• _Activity_: Scan the data. Collect each line that contains the word "JSON".

• _Source data_:
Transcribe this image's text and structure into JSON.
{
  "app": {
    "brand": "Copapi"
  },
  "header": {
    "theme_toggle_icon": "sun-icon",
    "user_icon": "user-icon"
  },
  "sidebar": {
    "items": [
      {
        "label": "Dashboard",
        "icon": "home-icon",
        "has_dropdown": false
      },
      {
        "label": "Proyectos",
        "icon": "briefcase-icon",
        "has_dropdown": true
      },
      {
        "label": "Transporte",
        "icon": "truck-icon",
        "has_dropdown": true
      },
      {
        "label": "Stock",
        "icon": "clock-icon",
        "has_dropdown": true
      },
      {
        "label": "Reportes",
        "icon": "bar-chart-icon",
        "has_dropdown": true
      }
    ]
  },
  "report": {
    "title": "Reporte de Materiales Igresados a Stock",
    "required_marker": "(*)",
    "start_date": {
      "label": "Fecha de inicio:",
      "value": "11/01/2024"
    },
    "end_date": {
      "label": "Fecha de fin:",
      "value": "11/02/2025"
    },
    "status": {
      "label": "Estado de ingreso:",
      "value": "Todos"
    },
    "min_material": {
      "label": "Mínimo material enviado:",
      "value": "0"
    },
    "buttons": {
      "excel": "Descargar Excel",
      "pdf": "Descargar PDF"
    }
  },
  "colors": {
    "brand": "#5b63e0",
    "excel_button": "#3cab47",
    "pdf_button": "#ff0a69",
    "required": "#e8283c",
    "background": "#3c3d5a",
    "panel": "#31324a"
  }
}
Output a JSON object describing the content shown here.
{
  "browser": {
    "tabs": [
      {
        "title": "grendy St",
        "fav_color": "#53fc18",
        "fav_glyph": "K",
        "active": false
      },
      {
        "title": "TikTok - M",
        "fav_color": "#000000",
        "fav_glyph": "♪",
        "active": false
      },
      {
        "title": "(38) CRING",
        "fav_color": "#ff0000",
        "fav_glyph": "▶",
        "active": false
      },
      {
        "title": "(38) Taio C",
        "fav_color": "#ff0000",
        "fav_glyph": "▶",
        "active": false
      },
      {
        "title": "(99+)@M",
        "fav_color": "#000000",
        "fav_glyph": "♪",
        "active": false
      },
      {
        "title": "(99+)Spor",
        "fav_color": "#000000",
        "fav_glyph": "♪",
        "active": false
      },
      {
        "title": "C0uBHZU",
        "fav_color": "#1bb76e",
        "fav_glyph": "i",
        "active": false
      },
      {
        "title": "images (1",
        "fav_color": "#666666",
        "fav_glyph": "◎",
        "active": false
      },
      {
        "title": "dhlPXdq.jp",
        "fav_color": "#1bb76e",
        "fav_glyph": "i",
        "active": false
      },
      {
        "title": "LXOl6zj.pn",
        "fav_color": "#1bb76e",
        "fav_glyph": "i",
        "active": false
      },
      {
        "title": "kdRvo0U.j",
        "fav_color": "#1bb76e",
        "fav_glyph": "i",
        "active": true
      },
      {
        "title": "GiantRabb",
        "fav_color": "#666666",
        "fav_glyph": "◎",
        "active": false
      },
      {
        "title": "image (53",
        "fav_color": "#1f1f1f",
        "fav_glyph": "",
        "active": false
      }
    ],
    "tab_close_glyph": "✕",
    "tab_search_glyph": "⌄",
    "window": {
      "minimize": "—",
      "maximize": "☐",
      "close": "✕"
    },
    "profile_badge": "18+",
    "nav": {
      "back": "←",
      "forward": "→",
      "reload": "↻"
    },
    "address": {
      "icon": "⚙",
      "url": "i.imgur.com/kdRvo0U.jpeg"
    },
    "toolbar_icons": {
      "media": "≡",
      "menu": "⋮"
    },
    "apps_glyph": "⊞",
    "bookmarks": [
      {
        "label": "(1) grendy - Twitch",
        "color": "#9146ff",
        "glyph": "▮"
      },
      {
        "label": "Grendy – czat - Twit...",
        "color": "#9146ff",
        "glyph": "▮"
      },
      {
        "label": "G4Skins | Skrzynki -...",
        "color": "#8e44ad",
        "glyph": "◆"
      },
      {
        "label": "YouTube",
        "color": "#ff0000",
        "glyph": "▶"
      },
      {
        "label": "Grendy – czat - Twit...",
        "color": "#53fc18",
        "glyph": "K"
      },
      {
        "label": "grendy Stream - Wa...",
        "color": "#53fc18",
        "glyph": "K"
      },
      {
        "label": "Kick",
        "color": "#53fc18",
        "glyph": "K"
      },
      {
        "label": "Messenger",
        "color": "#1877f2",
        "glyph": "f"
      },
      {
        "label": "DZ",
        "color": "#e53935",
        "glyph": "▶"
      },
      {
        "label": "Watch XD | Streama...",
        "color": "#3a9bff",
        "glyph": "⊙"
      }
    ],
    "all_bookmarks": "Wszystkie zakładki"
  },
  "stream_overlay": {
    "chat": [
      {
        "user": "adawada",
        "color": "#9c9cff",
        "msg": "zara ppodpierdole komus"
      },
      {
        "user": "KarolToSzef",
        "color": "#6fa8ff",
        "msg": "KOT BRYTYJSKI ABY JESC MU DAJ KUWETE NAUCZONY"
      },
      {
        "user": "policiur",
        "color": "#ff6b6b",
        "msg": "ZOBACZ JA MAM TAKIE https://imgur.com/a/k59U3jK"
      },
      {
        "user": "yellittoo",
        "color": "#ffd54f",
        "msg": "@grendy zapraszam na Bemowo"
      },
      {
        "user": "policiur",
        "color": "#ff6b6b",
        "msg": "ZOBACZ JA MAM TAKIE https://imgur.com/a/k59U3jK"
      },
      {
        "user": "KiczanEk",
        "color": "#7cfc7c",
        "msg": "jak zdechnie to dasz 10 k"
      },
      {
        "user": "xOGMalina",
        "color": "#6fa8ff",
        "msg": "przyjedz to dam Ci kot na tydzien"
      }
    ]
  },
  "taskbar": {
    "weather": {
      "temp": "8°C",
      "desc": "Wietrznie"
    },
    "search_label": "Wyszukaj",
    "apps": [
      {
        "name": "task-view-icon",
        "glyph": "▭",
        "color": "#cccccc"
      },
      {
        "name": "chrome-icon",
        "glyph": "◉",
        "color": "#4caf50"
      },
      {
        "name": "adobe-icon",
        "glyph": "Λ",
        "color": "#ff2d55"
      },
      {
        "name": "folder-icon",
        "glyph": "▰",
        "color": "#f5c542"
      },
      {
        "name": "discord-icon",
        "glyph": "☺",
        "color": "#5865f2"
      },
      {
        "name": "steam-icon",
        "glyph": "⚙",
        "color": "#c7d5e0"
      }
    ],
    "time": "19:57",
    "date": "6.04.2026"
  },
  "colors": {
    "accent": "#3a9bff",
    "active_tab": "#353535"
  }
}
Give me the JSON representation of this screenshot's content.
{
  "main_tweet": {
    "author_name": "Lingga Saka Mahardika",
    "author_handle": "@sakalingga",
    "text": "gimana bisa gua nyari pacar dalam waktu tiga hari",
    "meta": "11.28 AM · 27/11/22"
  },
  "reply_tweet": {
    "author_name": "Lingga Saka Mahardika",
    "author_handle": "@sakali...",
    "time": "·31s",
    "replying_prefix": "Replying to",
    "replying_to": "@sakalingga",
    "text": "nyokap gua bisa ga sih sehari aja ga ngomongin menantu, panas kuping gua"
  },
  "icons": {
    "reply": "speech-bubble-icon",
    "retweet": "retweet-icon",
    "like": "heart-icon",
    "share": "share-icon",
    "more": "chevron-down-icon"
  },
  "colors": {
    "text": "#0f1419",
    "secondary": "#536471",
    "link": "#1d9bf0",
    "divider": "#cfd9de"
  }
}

• _Solution for this exercise_:
Transcribe this image's text and structure into JSON.
Output a JSON object describing the content shown here.
Give me the JSON representation of this screenshot's content.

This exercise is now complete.